I have your two letters of May 14, and after consulting with Mrs. Andrews and Mrs. Winslow, we have agreed that there seems no reason for pressing a meeting of the thirty-five committee this June. We had a special work last year of working out our program and as the war will apparently continue for a year or more, and there is no new task for us to perform a meeting seems quite unnecessary when it involves so much expense and trouble for you and others who come from a distance.
You say nothing about the meeting of the Board which I supposed we were to have in June and had hoped might be timed to connect with the June meeting of the Minimum program committee. It is not essential to hold this meeting for any purpose that I know except to push work against the military training bills. I see no other work that we can do now with our small funds. We seem to be embarked on a war of attrition and even if we had money would have to work very cautiously to produce any effect whatever.
I shall approve of not holding a board meeting unless you make it convenient to come to the Minimum Program committee which I suppose will meet for the last time late in June. We could then meet in New York and have a useful conference even if there is no special business. My article on nomination and election of delegates to the Peace Conference who represent the people will probably be published by the Public as they have not returned it. I had thought of tabulating the replies to the questionnaire and making an article about them but they have been on the whole unsatisfactory and showed little thought so I have abandoned that idea.
I shall now be at home for some time busy on some writing and perhaps Forum work.
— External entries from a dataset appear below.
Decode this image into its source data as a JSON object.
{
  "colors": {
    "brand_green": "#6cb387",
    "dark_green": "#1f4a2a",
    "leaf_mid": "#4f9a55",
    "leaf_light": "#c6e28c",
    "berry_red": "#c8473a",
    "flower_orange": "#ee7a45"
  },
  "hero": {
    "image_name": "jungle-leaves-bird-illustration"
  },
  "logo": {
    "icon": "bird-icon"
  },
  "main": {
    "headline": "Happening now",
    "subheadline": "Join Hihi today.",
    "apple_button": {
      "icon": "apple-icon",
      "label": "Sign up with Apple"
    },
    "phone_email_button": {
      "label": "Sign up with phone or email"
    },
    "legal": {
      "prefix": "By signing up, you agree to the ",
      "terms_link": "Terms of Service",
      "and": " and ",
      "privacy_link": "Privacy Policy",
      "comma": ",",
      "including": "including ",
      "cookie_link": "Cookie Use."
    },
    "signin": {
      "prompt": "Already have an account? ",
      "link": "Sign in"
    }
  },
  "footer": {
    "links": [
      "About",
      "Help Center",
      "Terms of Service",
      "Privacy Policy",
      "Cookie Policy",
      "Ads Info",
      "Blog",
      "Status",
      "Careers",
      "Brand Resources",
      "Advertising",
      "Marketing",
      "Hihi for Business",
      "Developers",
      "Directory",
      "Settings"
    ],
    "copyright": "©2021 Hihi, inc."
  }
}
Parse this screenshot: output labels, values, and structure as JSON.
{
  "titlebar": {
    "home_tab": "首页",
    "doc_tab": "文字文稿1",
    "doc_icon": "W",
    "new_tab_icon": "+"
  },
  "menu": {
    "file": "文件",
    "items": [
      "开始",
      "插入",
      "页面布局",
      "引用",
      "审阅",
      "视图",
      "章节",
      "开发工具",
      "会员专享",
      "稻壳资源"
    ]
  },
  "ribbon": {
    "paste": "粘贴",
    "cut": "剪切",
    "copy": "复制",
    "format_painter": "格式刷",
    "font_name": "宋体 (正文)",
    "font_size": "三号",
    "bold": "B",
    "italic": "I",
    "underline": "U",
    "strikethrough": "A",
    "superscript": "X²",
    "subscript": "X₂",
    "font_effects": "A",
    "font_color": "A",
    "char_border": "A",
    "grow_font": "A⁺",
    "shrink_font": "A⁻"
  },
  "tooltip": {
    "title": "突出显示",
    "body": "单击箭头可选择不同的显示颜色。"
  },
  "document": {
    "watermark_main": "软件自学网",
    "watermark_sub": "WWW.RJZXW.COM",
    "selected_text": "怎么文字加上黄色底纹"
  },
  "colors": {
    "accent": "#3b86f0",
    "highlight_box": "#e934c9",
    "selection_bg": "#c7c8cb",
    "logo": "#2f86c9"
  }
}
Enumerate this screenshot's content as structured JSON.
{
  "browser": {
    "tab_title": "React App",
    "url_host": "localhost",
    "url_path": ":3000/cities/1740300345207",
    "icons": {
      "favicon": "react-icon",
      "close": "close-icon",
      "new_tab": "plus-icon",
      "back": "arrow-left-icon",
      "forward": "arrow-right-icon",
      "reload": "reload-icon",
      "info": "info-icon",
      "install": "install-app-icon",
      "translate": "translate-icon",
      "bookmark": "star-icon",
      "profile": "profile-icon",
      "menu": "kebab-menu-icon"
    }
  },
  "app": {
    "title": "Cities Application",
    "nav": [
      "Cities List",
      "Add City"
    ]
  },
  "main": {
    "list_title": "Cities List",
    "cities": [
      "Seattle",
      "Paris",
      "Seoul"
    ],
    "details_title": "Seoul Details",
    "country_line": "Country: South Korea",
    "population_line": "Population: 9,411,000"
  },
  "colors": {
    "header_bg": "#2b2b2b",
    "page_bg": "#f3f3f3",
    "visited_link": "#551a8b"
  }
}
I am greatly pleased with the arrest of the 21 men at Bisbee and with the appearance of the pamphlet "The Truth About The I.W.W." I have just written some newspaper letters about these two evidences of interest in promoting justice.
I quite approve of closing the office through June, July, August and September.
I spend two afternoons a week with Mr. Mead. He reads the New Republic and Atlantic etc. and is keenly interested in the public news but his own personal problem remains as painful and unsettling as ever and some of the conditions are very hard to bear. He came home for two hours recently to "heaven," as he calls it, but the going back was almost too hard to bear.
Lucia Ames Mead. [signed]